NJ, NFL announce revised stadium deal
BY JANET FRANKSTON
ASSOCIATED PRESS WRITER
NEWARK (AP) -- Officials from the state, the New York Giants and the New York Jets announced today they've made several changes to an agreement signed last fall that will create a new, $1 billion football stadium in the Meadowlands.
Meanwhile today, the Jets announced the team has selected Florham Park as the new location for its corporate headquarters and practice facility. The team is expected to move from Hempstead, N.Y., in the summer of 2007.
Under the updated stadium agreement, the state would not be required to pay for $30 million of infrastructure costs around the stadium, said Gary Rose, chief of the governor's office of economic growth.
The stadium is expected to open for the 2010 season and will seat about 81,000.
The new stadium agreement comes after Gov. Jon S. Corzine earlier this month questioned the financial terms of the original deal, brokered by his predecessor, former Gov. Richard J. Codey.

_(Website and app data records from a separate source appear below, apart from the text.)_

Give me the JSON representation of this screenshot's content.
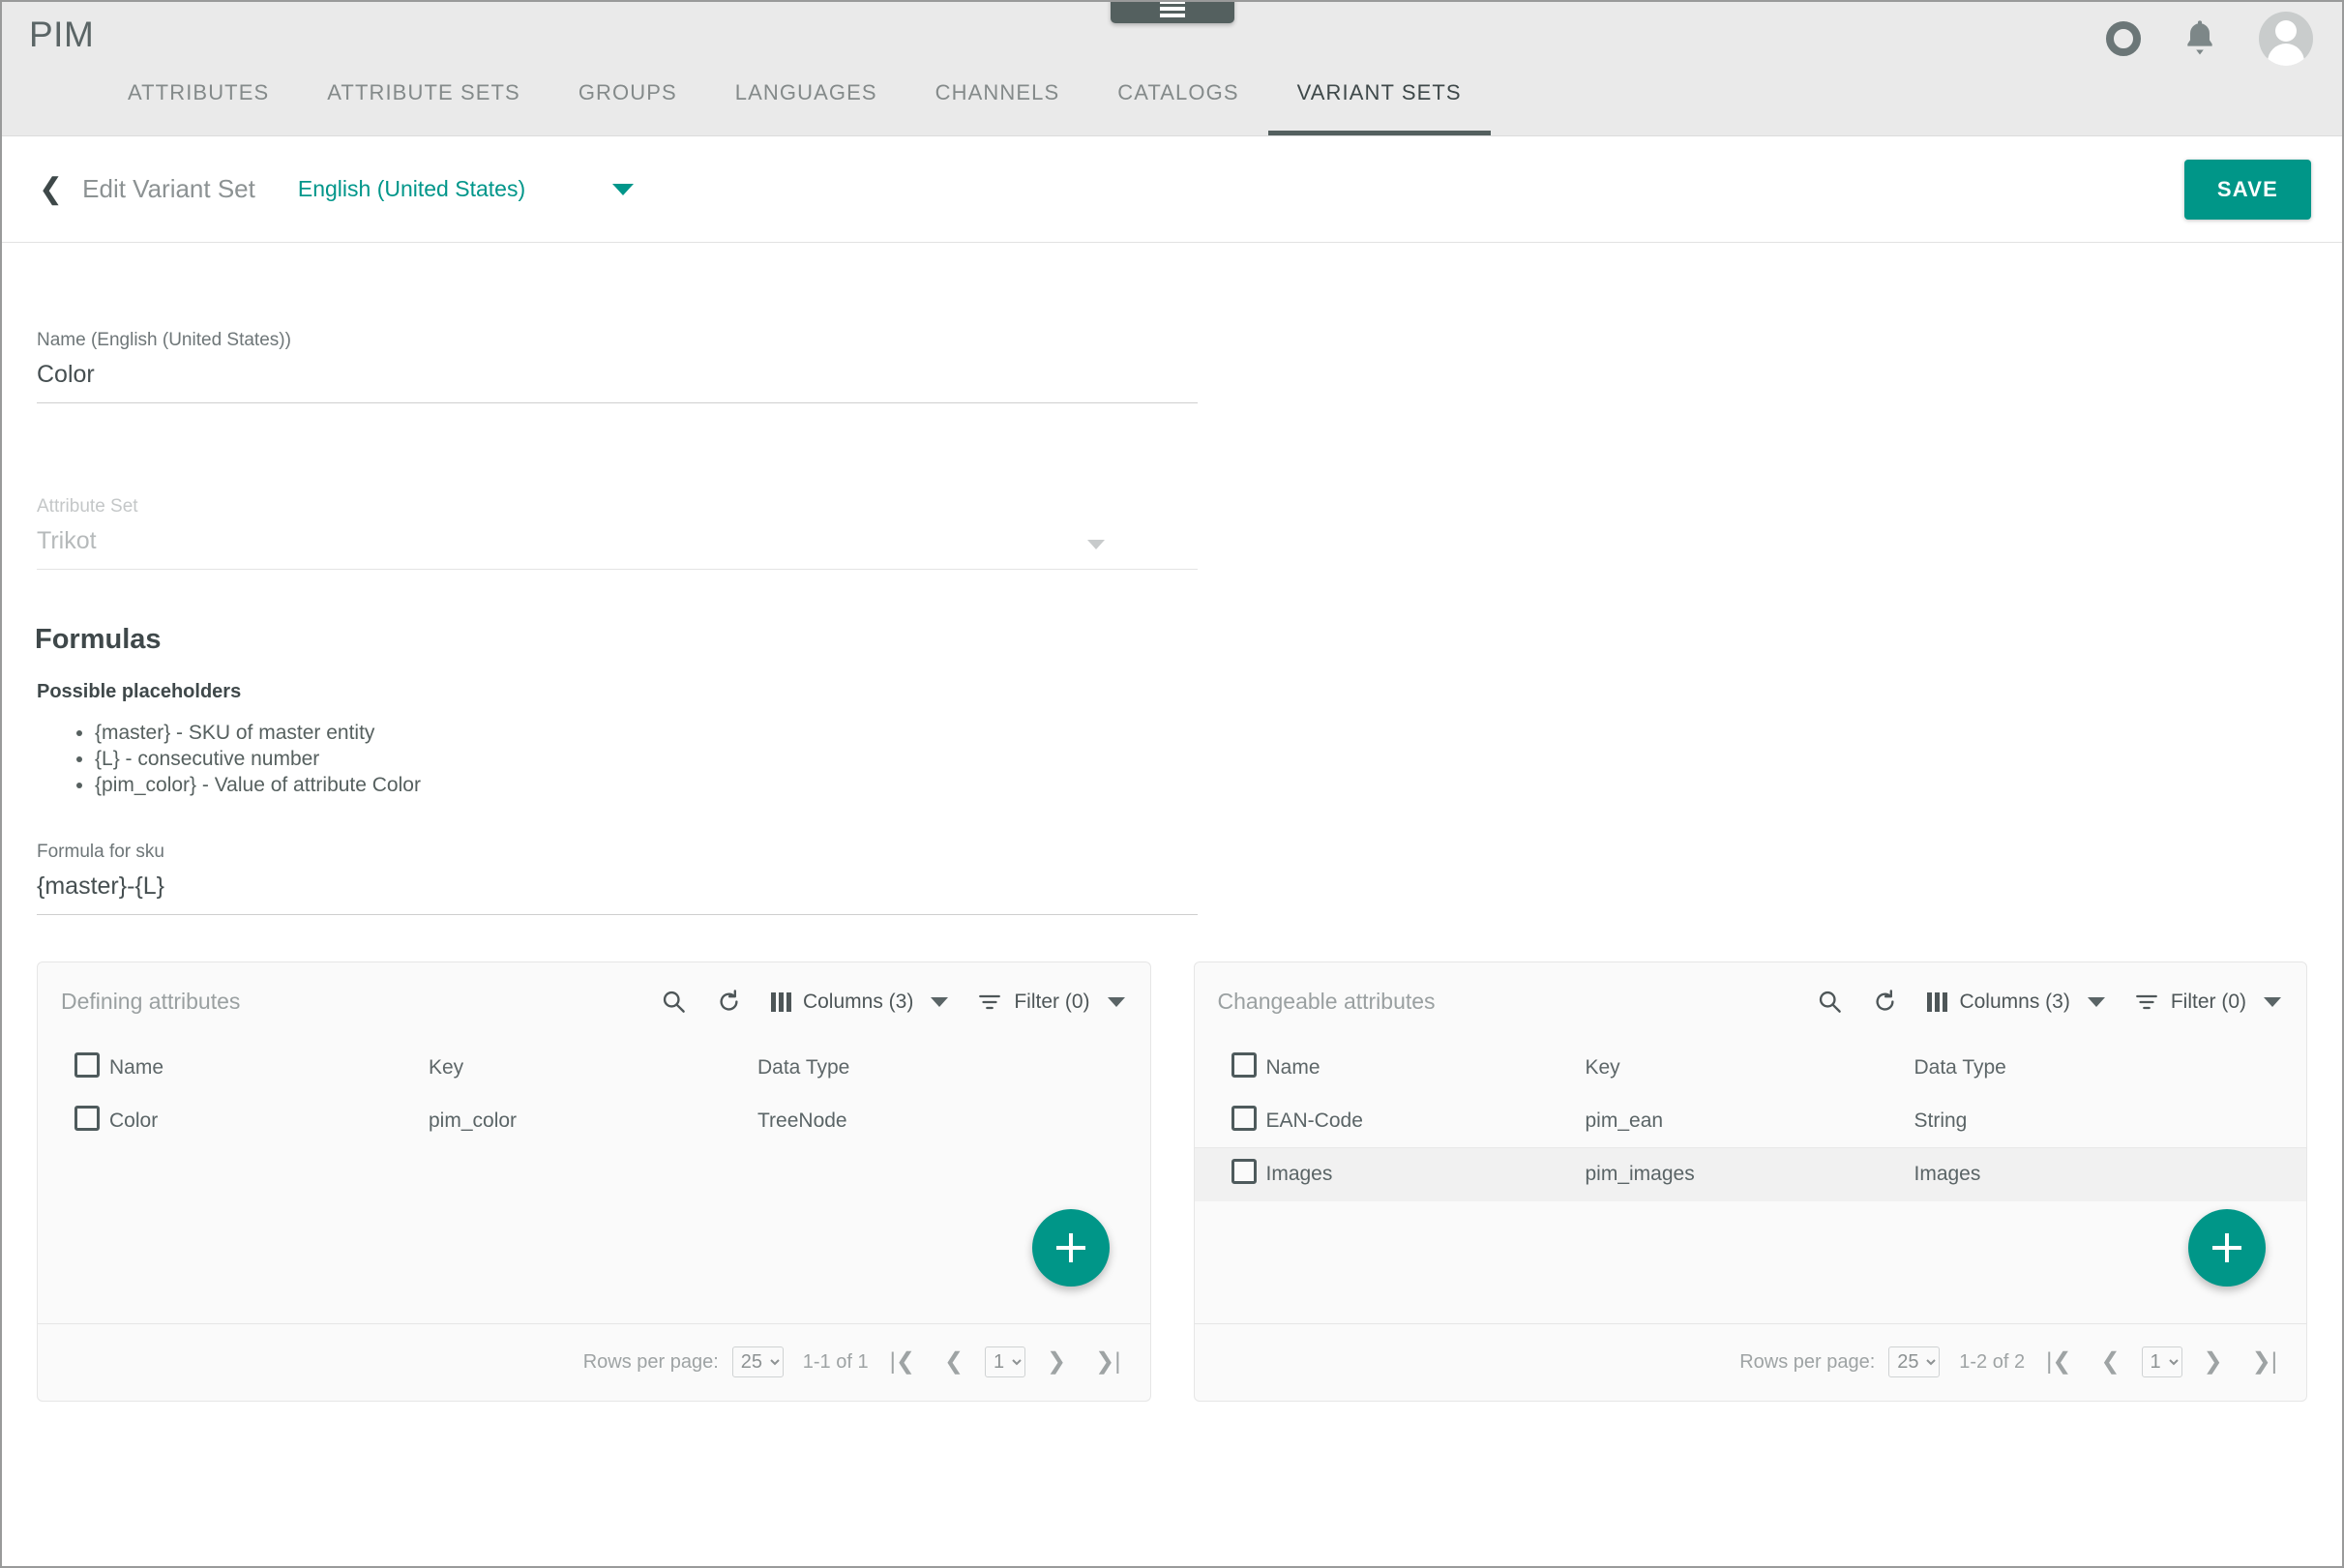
{
  "appbar": {
    "brand": "PIM",
    "menu_icon": "hamburger-menu-icon",
    "ring_icon": "circle-ring-icon",
    "bell_icon": "notification-bell-icon",
    "avatar_icon": "user-avatar-icon",
    "tabs": [
      {
        "label": "ATTRIBUTES",
        "active": false
      },
      {
        "label": "ATTRIBUTE SETS",
        "active": false
      },
      {
        "label": "GROUPS",
        "active": false
      },
      {
        "label": "LANGUAGES",
        "active": false
      },
      {
        "label": "CHANNELS",
        "active": false
      },
      {
        "label": "CATALOGS",
        "active": false
      },
      {
        "label": "VARIANT SETS",
        "active": true
      }
    ]
  },
  "subheader": {
    "back_icon": "back-chevron-icon",
    "title": "Edit Variant Set",
    "language": "English (United States)",
    "save_label": "SAVE"
  },
  "form": {
    "name_label": "Name (English (United States))",
    "name_value": "Color",
    "attrset_label": "Attribute Set",
    "attrset_value": "Trikot",
    "formulas_heading": "Formulas",
    "placeholders_heading": "Possible placeholders",
    "placeholders": [
      "{master} - SKU of master entity",
      "{L} - consecutive number",
      "{pim_color} - Value of attribute Color"
    ],
    "formula_label": "Formula for sku",
    "formula_value": "{master}-{L}"
  },
  "toolbar": {
    "search_icon": "search-icon",
    "refresh_icon": "refresh-icon",
    "columns_label": "Columns (3)",
    "filter_label": "Filter (0)"
  },
  "panels": [
    {
      "title": "Defining attributes",
      "columns": [
        "Name",
        "Key",
        "Data Type"
      ],
      "rows": [
        {
          "name": "Color",
          "key": "pim_color",
          "type": "TreeNode",
          "hover": false
        }
      ],
      "add_label": "add-attribute",
      "footer": {
        "rows_per_page_label": "Rows per page:",
        "rows_per_page_value": "25",
        "rows_per_page_options": [
          "25"
        ],
        "range": "1-1 of 1",
        "page_value": "1",
        "page_options": [
          "1"
        ],
        "first_icon": "first-page-icon",
        "prev_icon": "previous-page-icon",
        "next_icon": "next-page-icon",
        "last_icon": "last-page-icon"
      }
    },
    {
      "title": "Changeable attributes",
      "columns": [
        "Name",
        "Key",
        "Data Type"
      ],
      "rows": [
        {
          "name": "EAN-Code",
          "key": "pim_ean",
          "type": "String",
          "hover": false
        },
        {
          "name": "Images",
          "key": "pim_images",
          "type": "Images",
          "hover": true
        }
      ],
      "add_label": "add-attribute",
      "footer": {
        "rows_per_page_label": "Rows per page:",
        "rows_per_page_value": "25",
        "rows_per_page_options": [
          "25"
        ],
        "range": "1-2 of 2",
        "page_value": "1",
        "page_options": [
          "1"
        ],
        "first_icon": "first-page-icon",
        "prev_icon": "previous-page-icon",
        "next_icon": "next-page-icon",
        "last_icon": "last-page-icon"
      }
    }
  ],
  "colors": {
    "accent": "#009688",
    "appbar_bg": "#eaeaea",
    "active_tab": "#54605f",
    "panel_bg": "#fafafa"
  }
}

The teams would also be allowed to collect money for naming rights to the stadium and the complex as a whole, with the exception of the Continental Airlines Arena and a new entertainment and retail development that is being built there.
The state also would drop its pursuit of a retractable dome for the new arena, Rose said. Team owners had said they would kill the earlier agreement if the state forced them to pay for a roof.
"Governor Codey made a tremendous effort to keep the Giants and Jets in New Jersey and today's announcement confirms the partnership that has been fostered between New Jersey and the teams," Corzine said in a statement. "The stadium that will be built will be a world-class facility that will set a new standard for football venues."
The owners of the teams said in a joint statement that they are pleased with the updated agreement.
"We are very grateful to the governor for recognizing the importance of this project," said Woody Johnson, chairman and chief executive officer of the Jets. "We are looking forward to moving ahead and beginning work on the new stadium as planned."
Andrew Zimbalist, a professor of economics at Smith College who specializes in sports, called the updated agreement a nice compromise.
"Corzine is to be congratulated for getting another bite at the apple," he said.
In a memorandum of understanding signed in September, the Giants and Jets agreed to jointly finance the new stadium at the Meadowlands Sports Complex in East Rutherford.
Another sticking point had been property taxes for East Rutherford.
East Rutherford officials said it was unfair that the original agreement didn't account for the collection of property taxes on the ancillary development the teams are proposing to build: about 520,000 square feet for restaurants, entertainment and retail space around the stadium.
East Rutherford Mayor James Cassella had threatened to take legal action over the property tax issue.
Cassella said the borough has had discussions with state officials in the last few days, but no dollar amount has been agreed to.
Rose said the discussions with East Rutherford are ongoing and the state wants to find a solution.
While the Giants will build their own training facility on a site within the Meadowlands in East Rutherford, the Jets will move to Florham Park, a borough of 12,000 about 30 miles west of Manhattan.
The Jets also considered sites in Jersey City, Wood-Ridge, Berkeley Heights and Millburn.
"After conducting a comprehensive search, we have concluded that the Florham Park site best fits our needs as an organization," Jets President Jay Cross said in a statement.
Florham Park Mayor Frank Tinari said the Jets' offices would be part of a 420-acre development, with housing, offices, a hotel and day care center.
The development must still receive zoning approval from the borough, which should take place over the next two months, he said.